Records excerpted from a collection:
--- START ---

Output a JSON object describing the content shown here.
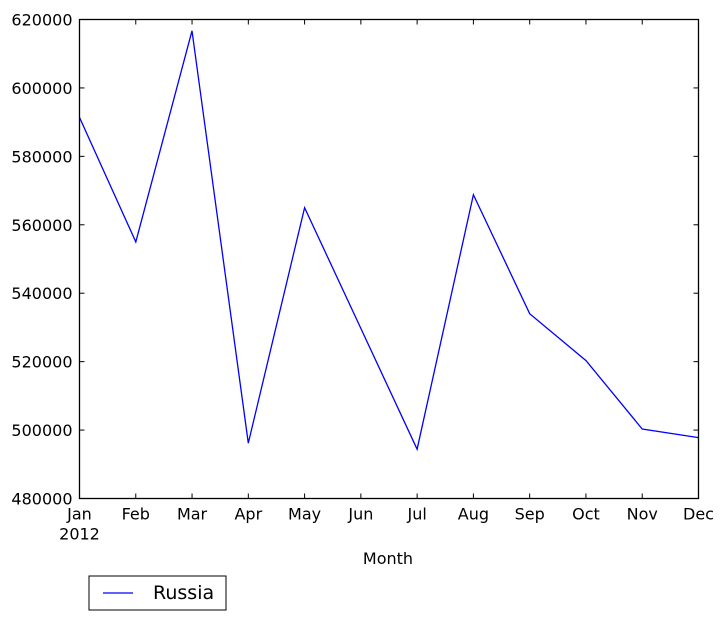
{
  "chart_data": {
    "type": "line",
    "title": "",
    "xlabel": "Month",
    "ylabel": "",
    "categories": [
      "Jan",
      "Feb",
      "Mar",
      "Apr",
      "May",
      "Jun",
      "Jul",
      "Aug",
      "Sep",
      "Oct",
      "Nov",
      "Dec"
    ],
    "x_tick_labels": [
      "Jan",
      "Feb",
      "Mar",
      "Apr",
      "May",
      "Jun",
      "Jul",
      "Aug",
      "Sep",
      "Oct",
      "Nov",
      "Dec"
    ],
    "x_tick_sublabel": "2012",
    "y_ticks": [
      480000,
      500000,
      520000,
      540000,
      560000,
      580000,
      600000,
      620000
    ],
    "ylim": [
      480000,
      620000
    ],
    "grid": false,
    "legend_position": "below-left",
    "series": [
      {
        "name": "Russia",
        "color": "#0000ff",
        "values": [
          591400,
          555000,
          616700,
          496200,
          565000,
          529700,
          494400,
          568800,
          534000,
          520300,
          500300,
          497800
        ]
      }
    ]
  }
}
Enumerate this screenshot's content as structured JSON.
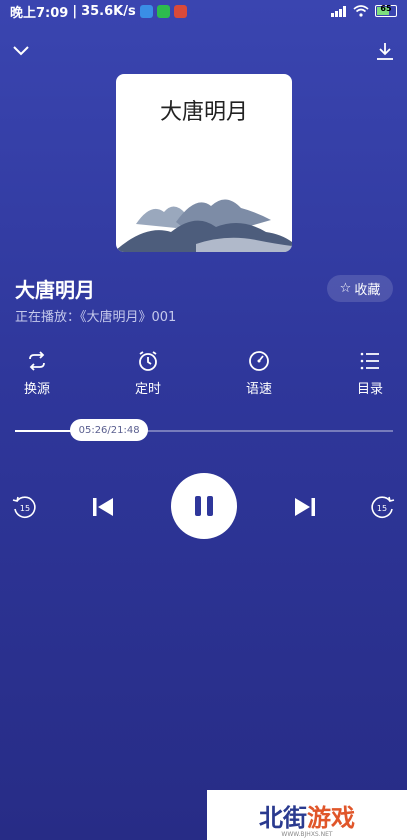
{
  "status_bar": {
    "time": "晚上7:09",
    "speed": "35.6K/s",
    "battery": "65"
  },
  "cover": {
    "title": "大唐明月"
  },
  "track": {
    "title": "大唐明月",
    "now_playing": "正在播放：《大唐明月》001",
    "favorite_label": "收藏"
  },
  "actions": [
    {
      "label": "换源",
      "icon": "switch-source-icon"
    },
    {
      "label": "定时",
      "icon": "timer-icon"
    },
    {
      "label": "语速",
      "icon": "speed-icon"
    },
    {
      "label": "目录",
      "icon": "list-icon"
    }
  ],
  "progress": {
    "time_display": "05:26/21:48",
    "fraction": 0.249
  },
  "controls": {
    "rewind_seconds": "15",
    "forward_seconds": "15"
  },
  "watermark": {
    "brand_part1": "北街",
    "brand_part2": "游戏",
    "url": "WWW.BJHXS.NET"
  },
  "colors": {
    "bg_top": "#3a45b0",
    "bg_bottom": "#272c86",
    "accent_white": "#ffffff"
  }
}
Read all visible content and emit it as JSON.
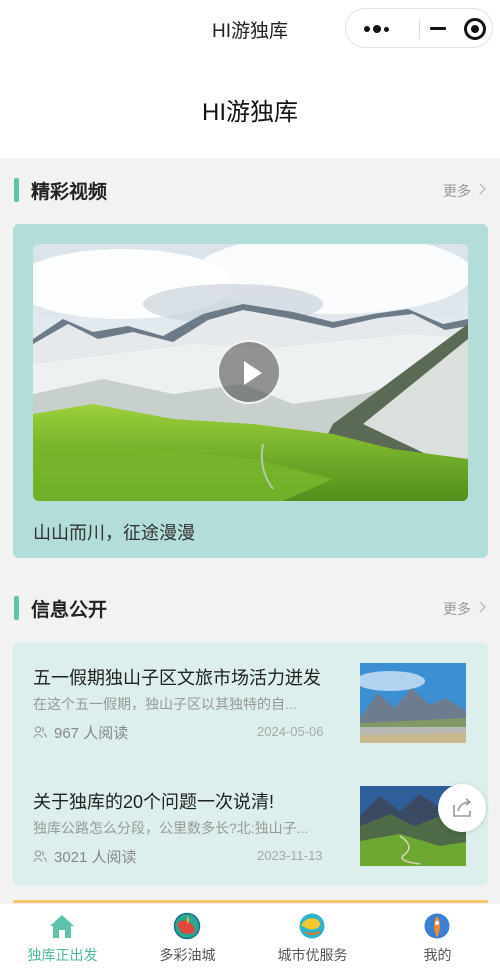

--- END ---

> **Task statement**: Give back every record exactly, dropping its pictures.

> **Written response**:
Output a JSON object describing the content shown here.
{
  "chart_data": {
    "type": "line",
    "title": "",
    "xlabel": "Month",
    "ylabel": "",
    "categories": [
      "Jan",
      "Feb",
      "Mar",
      "Apr",
      "May",
      "Jun",
      "Jul",
      "Aug",
      "Sep",
      "Oct",
      "Nov",
      "Dec"
    ],
    "x_tick_labels": [
      "Jan",
      "Feb",
      "Mar",
      "Apr",
      "May",
      "Jun",
      "Jul",
      "Aug",
      "Sep",
      "Oct",
      "Nov",
      "Dec"
    ],
    "x_tick_sublabel": "2012",
    "y_ticks": [
      480000,
      500000,
      520000,
      540000,
      560000,
      580000,
      600000,
      620000
    ],
    "ylim": [
      480000,
      620000
    ],
    "grid": false,
    "legend_position": "below-left",
    "series": [
      {
        "name": "Russia",
        "color": "#0000ff",
        "values": [
          591400,
          555000,
          616700,
          496200,
          565000,
          529700,
          494400,
          568800,
          534000,
          520300,
          500300,
          497800
        ]
      }
    ]
  }
}
Enumerate this screenshot's content as structured JSON.
{
  "status_bar": {
    "time": "晚上7:09",
    "speed": "35.6K/s",
    "battery": "65"
  },
  "cover": {
    "title": "大唐明月"
  },
  "track": {
    "title": "大唐明月",
    "now_playing": "正在播放：《大唐明月》001",
    "favorite_label": "收藏"
  },
  "actions": [
    {
      "label": "换源",
      "icon": "switch-source-icon"
    },
    {
      "label": "定时",
      "icon": "timer-icon"
    },
    {
      "label": "语速",
      "icon": "speed-icon"
    },
    {
      "label": "目录",
      "icon": "list-icon"
    }
  ],
  "progress": {
    "time_display": "05:26/21:48",
    "fraction": 0.249
  },
  "controls": {
    "rewind_seconds": "15",
    "forward_seconds": "15"
  },
  "watermark": {
    "brand_part1": "北街",
    "brand_part2": "游戏",
    "url": "WWW.BJHXS.NET"
  },
  "colors": {
    "bg_top": "#3a45b0",
    "bg_bottom": "#272c86",
    "accent_white": "#ffffff"
  }
}
Read all visible content and emit it as JSON.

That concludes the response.